23 Mar 2016

Porillington or Wellirua? Regional merger up for debate

8:53 am on 23 March 2016

Wellington could have a major fight on its hands if it wants to merge with Porirua, with the deputy mayor saying he has the votes to block the "left field" proposal.


Porirua Photo: Wikicommons

Tonight, Wellington city councillors will debate whether to investigate the advantages and disadvantages of a merger with the small centre to the North.

The proposal comes off the back of the Local Government Commission's (LGC) proposal for a Wellington Supercity which was scrapped in June last year due to a lack of public support.

That proposal was considered by many to be too much, all at once - a Greater Wellington Council would have been formed from the combined Upper Hutt, Hutt City, Wellington City, Porirua, Kapiti, Carterton, Masterton, South Wairarapa and regional councils.

Wellington CBD

Wellington city Photo: 123rf

In the wake of that, the LGC was asked to look at other regional options for "good local government", such as smaller mergers, shared services, and how councils could better work together.

Since then, the LGC has worked closely with the region's mayors looking for ways the region can work more efficiently, current options include a merger of the Wairarapa councils, and more shared services in the Hutt Valley.

At the same time, it is clear Wellington and Porirua's mayors and chief executives have been talking closely about a merger.

If today's proposal is successful - as well as a similar paper going before Porirua councillors on 30 March - the LGC will be asked to start identifying the advantages and disadvantages of merging the two cities.

Proponents say the merger would streamline governance across the area and give Wellington more room for growth.


March 2016: Councils agree to explore merger options (or not)

April/May 2016: Council workshops

May - September 2016: LGC analyses options

October 2016: Councils review draft findings / options

December 2016: Final options are presented by LGC.

Feb-March 2017: Public consultation

April 2017: Decision to merge (or not). Public referendum.

Although the paper is bland, the politics are not.

Already Wellington Deputy Mayor Justin Lester has come out swinging, saying the proposal is "ad-hoc" and will not pass.

Mr Lester, who is the Labour Party's mayoral candidate in Wellington, said he had the votes to block the "left field" proposal.

Porirua Mayor Nick Leggett is also aligned with the Labour Party, but was elected as an independent.
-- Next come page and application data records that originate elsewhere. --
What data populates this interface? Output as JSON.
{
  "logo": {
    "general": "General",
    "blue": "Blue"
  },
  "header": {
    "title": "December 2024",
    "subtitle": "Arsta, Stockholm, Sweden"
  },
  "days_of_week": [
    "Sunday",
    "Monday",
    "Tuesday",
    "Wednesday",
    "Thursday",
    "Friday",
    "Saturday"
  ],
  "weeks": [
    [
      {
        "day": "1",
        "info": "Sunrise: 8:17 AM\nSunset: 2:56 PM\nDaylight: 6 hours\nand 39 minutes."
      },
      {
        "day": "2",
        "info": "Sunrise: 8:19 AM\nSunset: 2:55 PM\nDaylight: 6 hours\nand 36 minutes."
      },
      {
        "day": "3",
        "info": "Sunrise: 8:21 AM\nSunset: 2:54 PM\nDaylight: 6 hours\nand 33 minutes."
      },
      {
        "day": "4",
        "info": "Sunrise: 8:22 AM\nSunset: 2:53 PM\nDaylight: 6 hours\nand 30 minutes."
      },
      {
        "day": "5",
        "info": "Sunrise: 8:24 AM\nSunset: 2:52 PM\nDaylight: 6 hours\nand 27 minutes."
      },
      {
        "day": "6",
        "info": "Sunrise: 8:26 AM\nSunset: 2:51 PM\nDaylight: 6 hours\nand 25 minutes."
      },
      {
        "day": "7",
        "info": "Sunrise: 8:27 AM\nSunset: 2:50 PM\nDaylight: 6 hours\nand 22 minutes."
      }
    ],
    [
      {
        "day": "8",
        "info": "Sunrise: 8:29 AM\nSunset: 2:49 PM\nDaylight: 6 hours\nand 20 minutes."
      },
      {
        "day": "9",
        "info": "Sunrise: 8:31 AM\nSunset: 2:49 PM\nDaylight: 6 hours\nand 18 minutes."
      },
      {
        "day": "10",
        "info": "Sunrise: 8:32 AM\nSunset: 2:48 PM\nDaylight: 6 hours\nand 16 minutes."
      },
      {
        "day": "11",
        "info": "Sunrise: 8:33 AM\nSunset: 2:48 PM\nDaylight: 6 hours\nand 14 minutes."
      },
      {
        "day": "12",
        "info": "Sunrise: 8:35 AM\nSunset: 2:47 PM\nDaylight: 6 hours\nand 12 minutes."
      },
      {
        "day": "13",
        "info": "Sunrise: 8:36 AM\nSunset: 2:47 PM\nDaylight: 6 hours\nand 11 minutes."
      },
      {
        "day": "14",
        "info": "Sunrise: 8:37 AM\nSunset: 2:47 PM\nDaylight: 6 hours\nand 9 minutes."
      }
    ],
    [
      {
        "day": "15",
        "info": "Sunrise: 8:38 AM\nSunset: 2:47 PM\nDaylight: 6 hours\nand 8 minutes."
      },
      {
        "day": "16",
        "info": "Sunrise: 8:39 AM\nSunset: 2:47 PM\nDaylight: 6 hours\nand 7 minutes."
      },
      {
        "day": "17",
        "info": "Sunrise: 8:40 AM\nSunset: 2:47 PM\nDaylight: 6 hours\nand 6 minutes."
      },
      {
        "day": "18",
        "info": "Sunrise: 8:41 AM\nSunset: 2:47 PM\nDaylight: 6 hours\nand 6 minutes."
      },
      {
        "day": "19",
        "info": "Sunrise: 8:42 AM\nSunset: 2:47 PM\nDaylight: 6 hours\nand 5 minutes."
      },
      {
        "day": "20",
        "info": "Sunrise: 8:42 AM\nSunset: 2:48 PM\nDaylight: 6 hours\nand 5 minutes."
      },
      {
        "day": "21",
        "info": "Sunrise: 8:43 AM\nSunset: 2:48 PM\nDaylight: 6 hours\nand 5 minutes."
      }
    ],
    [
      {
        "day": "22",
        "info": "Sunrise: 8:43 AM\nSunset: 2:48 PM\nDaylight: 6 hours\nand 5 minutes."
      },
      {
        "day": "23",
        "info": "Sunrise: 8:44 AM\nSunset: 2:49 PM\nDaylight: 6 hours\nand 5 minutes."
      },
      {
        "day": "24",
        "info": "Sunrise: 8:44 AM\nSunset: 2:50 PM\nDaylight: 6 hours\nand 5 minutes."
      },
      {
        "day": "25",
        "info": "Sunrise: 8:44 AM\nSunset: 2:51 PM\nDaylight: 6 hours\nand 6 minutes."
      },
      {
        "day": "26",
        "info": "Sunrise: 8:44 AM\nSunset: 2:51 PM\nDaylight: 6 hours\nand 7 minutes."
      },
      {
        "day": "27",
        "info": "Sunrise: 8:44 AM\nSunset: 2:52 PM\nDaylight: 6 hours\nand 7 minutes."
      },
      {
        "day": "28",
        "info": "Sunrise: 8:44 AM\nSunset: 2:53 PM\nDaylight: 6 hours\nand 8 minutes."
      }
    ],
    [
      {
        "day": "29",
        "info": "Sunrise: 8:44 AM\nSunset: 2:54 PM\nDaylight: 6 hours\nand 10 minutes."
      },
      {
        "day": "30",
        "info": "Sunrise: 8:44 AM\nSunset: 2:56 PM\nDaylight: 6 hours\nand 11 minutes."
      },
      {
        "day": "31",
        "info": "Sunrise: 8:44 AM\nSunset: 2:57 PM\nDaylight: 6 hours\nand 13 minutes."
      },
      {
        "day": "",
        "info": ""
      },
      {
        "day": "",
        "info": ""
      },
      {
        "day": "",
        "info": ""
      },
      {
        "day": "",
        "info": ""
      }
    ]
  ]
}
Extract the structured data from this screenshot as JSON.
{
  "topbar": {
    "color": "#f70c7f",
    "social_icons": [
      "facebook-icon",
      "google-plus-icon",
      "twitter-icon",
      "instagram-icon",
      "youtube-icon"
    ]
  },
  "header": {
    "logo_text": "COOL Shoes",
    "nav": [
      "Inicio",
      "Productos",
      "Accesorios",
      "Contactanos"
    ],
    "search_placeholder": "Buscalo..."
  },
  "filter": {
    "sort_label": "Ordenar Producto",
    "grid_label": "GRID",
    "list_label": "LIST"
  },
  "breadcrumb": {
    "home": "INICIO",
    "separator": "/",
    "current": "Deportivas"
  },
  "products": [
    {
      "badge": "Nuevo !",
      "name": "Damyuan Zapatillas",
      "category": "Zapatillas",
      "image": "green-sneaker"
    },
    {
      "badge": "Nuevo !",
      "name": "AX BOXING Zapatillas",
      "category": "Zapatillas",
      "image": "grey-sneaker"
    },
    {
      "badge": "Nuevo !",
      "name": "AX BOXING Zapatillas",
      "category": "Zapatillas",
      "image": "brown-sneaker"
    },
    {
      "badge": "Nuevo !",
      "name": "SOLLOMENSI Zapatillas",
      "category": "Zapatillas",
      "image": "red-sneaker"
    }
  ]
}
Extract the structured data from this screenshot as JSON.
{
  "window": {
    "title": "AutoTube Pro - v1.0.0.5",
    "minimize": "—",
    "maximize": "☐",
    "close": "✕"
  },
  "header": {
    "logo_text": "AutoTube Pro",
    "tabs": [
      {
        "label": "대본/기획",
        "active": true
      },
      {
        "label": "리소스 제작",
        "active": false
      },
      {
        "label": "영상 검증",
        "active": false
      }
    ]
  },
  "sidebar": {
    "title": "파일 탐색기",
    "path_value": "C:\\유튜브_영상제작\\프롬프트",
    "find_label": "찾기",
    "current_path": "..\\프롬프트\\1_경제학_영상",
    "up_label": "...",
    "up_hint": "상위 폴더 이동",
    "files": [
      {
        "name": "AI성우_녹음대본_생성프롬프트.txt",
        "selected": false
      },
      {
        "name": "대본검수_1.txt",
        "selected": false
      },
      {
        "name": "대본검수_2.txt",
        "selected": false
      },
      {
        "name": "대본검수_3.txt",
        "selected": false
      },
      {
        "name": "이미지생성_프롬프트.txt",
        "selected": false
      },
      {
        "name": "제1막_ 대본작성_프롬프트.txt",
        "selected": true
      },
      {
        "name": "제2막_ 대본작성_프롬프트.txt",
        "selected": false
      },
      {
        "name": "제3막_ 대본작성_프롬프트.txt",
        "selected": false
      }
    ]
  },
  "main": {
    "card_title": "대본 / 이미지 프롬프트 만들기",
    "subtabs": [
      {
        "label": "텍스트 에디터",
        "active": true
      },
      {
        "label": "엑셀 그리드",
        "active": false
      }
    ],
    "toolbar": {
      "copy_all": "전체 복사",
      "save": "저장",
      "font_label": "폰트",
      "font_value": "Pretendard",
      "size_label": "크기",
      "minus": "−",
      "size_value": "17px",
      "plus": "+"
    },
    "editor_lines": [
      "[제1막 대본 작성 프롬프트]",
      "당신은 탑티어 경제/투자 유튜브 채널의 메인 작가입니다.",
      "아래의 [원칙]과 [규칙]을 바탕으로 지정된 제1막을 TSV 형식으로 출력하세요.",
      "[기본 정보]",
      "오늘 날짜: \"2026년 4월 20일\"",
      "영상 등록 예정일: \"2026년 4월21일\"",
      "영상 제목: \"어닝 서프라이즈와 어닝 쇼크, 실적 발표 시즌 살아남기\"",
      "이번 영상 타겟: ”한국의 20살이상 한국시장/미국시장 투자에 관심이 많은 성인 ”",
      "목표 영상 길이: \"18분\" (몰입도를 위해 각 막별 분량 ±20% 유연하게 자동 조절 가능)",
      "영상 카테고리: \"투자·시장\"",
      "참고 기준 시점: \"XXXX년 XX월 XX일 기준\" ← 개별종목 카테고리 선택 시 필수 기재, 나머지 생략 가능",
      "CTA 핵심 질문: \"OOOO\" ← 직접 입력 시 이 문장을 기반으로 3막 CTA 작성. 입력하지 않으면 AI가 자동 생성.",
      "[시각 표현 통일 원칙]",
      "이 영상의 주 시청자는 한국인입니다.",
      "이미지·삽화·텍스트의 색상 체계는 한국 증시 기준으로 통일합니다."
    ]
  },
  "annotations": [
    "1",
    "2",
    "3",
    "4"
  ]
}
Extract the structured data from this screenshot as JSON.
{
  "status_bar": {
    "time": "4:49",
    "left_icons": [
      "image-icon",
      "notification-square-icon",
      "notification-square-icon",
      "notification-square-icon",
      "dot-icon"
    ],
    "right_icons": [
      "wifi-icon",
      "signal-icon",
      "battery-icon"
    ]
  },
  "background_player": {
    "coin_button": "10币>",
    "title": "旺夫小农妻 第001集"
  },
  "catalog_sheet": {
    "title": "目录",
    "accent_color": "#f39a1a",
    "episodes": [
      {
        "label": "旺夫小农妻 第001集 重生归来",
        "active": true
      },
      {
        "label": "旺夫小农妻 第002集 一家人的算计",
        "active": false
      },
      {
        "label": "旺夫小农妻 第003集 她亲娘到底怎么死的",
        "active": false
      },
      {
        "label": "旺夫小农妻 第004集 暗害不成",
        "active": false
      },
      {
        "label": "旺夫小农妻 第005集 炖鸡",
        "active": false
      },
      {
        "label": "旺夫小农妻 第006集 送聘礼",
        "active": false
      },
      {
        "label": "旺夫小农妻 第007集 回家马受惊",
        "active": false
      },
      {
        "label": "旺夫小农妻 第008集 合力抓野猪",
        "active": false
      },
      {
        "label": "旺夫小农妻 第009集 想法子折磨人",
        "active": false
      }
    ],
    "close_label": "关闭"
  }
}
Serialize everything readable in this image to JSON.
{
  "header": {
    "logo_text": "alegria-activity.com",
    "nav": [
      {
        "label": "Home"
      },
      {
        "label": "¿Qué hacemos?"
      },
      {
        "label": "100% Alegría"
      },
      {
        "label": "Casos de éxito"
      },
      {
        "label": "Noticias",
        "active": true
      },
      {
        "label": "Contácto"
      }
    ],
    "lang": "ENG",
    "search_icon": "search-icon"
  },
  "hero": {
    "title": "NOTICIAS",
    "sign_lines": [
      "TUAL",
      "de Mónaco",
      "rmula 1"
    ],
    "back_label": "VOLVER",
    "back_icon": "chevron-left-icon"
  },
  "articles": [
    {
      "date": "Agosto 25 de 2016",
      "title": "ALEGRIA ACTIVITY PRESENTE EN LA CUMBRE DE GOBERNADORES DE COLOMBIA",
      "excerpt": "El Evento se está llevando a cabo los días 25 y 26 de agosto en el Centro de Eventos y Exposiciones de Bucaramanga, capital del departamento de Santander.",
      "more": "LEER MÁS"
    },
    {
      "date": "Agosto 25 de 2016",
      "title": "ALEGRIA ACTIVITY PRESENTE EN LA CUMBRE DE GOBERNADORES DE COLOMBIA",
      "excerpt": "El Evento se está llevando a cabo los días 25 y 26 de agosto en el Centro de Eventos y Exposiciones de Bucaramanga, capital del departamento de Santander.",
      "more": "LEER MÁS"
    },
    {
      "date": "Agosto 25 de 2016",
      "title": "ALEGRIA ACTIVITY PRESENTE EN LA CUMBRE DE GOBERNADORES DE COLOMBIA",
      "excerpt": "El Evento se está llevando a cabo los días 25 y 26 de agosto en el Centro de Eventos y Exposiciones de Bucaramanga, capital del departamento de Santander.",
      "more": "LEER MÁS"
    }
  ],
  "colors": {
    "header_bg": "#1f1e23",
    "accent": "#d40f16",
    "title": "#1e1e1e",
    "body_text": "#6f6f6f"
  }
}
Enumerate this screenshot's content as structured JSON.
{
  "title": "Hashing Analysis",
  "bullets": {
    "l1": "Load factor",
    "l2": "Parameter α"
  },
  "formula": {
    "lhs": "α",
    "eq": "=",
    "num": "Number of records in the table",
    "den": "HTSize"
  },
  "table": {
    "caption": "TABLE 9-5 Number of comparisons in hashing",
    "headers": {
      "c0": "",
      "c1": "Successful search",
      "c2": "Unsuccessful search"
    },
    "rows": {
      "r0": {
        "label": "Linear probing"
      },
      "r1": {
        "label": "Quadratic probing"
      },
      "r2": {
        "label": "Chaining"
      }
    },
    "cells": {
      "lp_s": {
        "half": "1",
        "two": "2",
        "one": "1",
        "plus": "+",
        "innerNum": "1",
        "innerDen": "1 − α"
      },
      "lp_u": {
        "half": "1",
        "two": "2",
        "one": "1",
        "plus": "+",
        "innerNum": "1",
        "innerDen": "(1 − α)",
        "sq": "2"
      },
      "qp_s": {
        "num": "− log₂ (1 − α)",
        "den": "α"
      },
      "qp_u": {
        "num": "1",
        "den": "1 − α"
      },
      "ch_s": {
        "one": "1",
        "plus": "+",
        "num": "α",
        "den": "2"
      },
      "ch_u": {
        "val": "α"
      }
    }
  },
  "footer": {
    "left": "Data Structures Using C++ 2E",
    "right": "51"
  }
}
Mr Leggett has confirmed he will not be standing in Porirua again this year, and is widely tipped to run in the Wellington mayoral race.

On the topic of the merger, the pair were miles apart.

Mr Lester said the proposal undermined the work the LGC had been doing alongside the mayoral forum.

"None of those parties have been talked to," Mr Lester said.

"That's absolute garbage," Mr Leggett said.

Mr Leggett said the region's mayors and councillors talk all the time and "the LGC are totally comfortable with it".

Asked how two candidates aligned with the Labour Party could hold such different views, Mr Leggett said it indicated that the Labour Party was not united on much at the moment.

Councillor and mayoral contender Nicola Young said "[Porirua] should never have been separate city. It was nuts then and it's nuts now".

"We've got to look to the future… stop the patch protection," she said.

Wellington Mayor Celia Wade-Brown did not respond to requests for comment.

What kind of merger?

Both Porirua and Wellington City Councils are territorial authorities, separate to the regional council.

A merged Porirua-Wellington could remain a territorial authority, or it could take on the role of the regional council and become a Unitary Authority (like the Auckland Council is now).

It is understood Ms Wade-Brown was in favour of a Unitary Authority, but she did not confirm that.

Mr Leggett said he was in favour of a territorial authority.

Greater Wellington Regional Council chair Chris Laidlaw said although the proposal was unexpected, a territorial authority would have little impact on the region.

However, Mr Laidlaw said a Unitary Authority would undermine, and potentially nullify, the mayoral forum's work with the LGC.

Upper Hutt mayor Wayne Guppy, who is also chair of the mayoral forum, said a unitary authority would have "big ramifications for the whole region".

"There would be a whole new debate, in my opinion," he said.

Kapiti's mayor Ross Church said the speculation about the merger was unhelpful because it was only a preliminary discussion.

"Watch this space," he said. "[The proposal] could be rejected."

He said a Unitary Authority would be a game changer.

Mr Church ruled out Kapiti trying to join Porirua and Wellington's discussions in the short-term.

"It's not good to get seriously involved," he said.